Make an exact copy of every entry, from the first line to the last.

* **Component data from apps and pages**:
----------
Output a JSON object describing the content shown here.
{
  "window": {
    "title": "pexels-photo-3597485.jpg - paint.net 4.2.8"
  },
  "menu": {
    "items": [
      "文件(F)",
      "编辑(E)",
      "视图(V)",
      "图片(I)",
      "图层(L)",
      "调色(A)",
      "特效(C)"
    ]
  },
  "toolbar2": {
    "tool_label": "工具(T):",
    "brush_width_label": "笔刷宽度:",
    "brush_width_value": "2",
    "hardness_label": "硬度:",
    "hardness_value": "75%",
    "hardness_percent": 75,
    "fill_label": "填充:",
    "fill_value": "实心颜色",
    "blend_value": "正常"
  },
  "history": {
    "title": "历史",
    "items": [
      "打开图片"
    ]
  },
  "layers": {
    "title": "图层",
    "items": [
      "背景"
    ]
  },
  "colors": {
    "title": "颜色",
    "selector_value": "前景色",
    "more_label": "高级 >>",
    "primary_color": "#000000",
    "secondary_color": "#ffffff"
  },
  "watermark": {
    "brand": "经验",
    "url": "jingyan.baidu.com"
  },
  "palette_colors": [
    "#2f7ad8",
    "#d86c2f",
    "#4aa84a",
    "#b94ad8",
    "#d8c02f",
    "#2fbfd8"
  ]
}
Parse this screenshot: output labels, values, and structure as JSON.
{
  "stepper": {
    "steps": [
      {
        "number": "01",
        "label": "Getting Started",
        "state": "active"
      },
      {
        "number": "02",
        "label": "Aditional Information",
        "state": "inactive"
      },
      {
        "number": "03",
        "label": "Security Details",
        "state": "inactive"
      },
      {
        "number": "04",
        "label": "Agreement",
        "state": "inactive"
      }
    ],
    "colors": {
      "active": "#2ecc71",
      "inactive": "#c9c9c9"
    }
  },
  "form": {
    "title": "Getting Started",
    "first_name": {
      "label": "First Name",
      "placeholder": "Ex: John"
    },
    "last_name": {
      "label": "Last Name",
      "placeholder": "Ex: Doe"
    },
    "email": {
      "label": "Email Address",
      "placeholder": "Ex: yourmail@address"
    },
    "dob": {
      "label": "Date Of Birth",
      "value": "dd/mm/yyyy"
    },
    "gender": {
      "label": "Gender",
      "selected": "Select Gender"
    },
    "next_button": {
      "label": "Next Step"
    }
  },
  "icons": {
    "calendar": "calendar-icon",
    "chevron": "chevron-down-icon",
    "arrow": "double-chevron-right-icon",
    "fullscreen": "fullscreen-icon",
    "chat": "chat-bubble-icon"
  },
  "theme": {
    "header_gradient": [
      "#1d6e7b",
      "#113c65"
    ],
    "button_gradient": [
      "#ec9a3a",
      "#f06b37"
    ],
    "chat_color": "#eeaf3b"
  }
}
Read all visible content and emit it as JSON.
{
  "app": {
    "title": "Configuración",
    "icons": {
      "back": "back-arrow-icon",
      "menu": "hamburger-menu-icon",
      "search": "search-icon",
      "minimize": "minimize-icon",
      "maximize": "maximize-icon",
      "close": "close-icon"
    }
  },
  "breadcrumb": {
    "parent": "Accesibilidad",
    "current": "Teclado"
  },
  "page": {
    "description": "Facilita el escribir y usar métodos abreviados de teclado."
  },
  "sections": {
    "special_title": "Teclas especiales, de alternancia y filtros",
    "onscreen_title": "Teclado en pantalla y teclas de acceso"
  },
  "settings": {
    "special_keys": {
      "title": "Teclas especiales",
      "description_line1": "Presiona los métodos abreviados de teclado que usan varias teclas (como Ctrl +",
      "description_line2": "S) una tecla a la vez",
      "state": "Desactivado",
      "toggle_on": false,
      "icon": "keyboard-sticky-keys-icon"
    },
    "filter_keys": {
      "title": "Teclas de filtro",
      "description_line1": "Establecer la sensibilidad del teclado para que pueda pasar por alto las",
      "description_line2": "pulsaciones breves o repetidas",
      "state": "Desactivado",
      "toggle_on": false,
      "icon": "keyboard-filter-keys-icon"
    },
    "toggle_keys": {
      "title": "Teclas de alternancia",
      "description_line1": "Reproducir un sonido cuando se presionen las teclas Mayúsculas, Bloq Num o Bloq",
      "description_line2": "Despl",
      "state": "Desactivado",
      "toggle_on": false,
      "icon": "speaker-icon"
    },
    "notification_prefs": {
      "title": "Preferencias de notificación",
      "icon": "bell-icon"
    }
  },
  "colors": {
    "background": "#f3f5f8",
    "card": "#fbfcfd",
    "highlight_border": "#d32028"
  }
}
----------
* **Answer area**:
Output a JSON object describing the content shown here.
{
  "window": {
    "title": "pexels-photo-3597485.jpg - paint.net 4.2.8"
  },
  "menu": {
    "items": [
      "文件(F)",
      "编辑(E)",
      "视图(V)",
      "图片(I)",
      "图层(L)",
      "调色(A)",
      "特效(C)"
    ]
  },
  "toolbar2": {
    "tool_label": "工具(T):",
    "brush_width_label": "笔刷宽度:",
    "brush_width_value": "2",
    "hardness_label": "硬度:",
    "hardness_value": "75%",
    "hardness_percent": 75,
    "fill_label": "填充:",
    "fill_value": "实心颜色",
    "blend_value": "正常"
  },
  "history": {
    "title": "历史",
    "items": [
      "打开图片"
    ]
  },
  "layers": {
    "title": "图层",
    "items": [
      "背景"
    ]
  },
  "colors": {
    "title": "颜色",
    "selector_value": "前景色",
    "more_label": "高级 >>",
    "primary_color": "#000000",
    "secondary_color": "#ffffff"
  },
  "watermark": {
    "brand": "经验",
    "url": "jingyan.baidu.com"
  },
  "palette_colors": [
    "#2f7ad8",
    "#d86c2f",
    "#4aa84a",
    "#b94ad8",
    "#d8c02f",
    "#2fbfd8"
  ]
}
Parse this screenshot: output labels, values, and structure as JSON.
{
  "stepper": {
    "steps": [
      {
        "number": "01",
        "label": "Getting Started",
        "state": "active"
      },
      {
        "number": "02",
        "label": "Aditional Information",
        "state": "inactive"
      },
      {
        "number": "03",
        "label": "Security Details",
        "state": "inactive"
      },
      {
        "number": "04",
        "label": "Agreement",
        "state": "inactive"
      }
    ],
    "colors": {
      "active": "#2ecc71",
      "inactive": "#c9c9c9"
    }
  },
  "form": {
    "title": "Getting Started",
    "first_name": {
      "label": "First Name",
      "placeholder": "Ex: John"
    },
    "last_name": {
      "label": "Last Name",
      "placeholder": "Ex: Doe"
    },
    "email": {
      "label": "Email Address",
      "placeholder": "Ex: yourmail@address"
    },
    "dob": {
      "label": "Date Of Birth",
      "value": "dd/mm/yyyy"
    },
    "gender": {
      "label": "Gender",
      "selected": "Select Gender"
    },
    "next_button": {
      "label": "Next Step"
    }
  },
  "icons": {
    "calendar": "calendar-icon",
    "chevron": "chevron-down-icon",
    "arrow": "double-chevron-right-icon",
    "fullscreen": "fullscreen-icon",
    "chat": "chat-bubble-icon"
  },
  "theme": {
    "header_gradient": [
      "#1d6e7b",
      "#113c65"
    ],
    "button_gradient": [
      "#ec9a3a",
      "#f06b37"
    ],
    "chat_color": "#eeaf3b"
  }
}
Read all visible content and emit it as JSON.
{
  "app": {
    "title": "Configuración",
    "icons": {
      "back": "back-arrow-icon",
      "menu": "hamburger-menu-icon",
      "search": "search-icon",
      "minimize": "minimize-icon",
      "maximize": "maximize-icon",
      "close": "close-icon"
    }
  },
  "breadcrumb": {
    "parent": "Accesibilidad",
    "current": "Teclado"
  },
  "page": {
    "description": "Facilita el escribir y usar métodos abreviados de teclado."
  },
  "sections": {
    "special_title": "Teclas especiales, de alternancia y filtros",
    "onscreen_title": "Teclado en pantalla y teclas de acceso"
  },
  "settings": {
    "special_keys": {
      "title": "Teclas especiales",
      "description_line1": "Presiona los métodos abreviados de teclado que usan varias teclas (como Ctrl +",
      "description_line2": "S) una tecla a la vez",
      "state": "Desactivado",
      "toggle_on": false,
      "icon": "keyboard-sticky-keys-icon"
    },
    "filter_keys": {
      "title": "Teclas de filtro",
      "description_line1": "Establecer la sensibilidad del teclado para que pueda pasar por alto las",
      "description_line2": "pulsaciones breves o repetidas",
      "state": "Desactivado",
      "toggle_on": false,
      "icon": "keyboard-filter-keys-icon"
    },
    "toggle_keys": {
      "title": "Teclas de alternancia",
      "description_line1": "Reproducir un sonido cuando se presionen las teclas Mayúsculas, Bloq Num o Bloq",
      "description_line2": "Despl",
      "state": "Desactivado",
      "toggle_on": false,
      "icon": "speaker-icon"
    },
    "notification_prefs": {
      "title": "Preferencias de notificación",
      "icon": "bell-icon"
    }
  },
  "colors": {
    "background": "#f3f5f8",
    "card": "#fbfcfd",
    "highlight_border": "#d32028"
  }
}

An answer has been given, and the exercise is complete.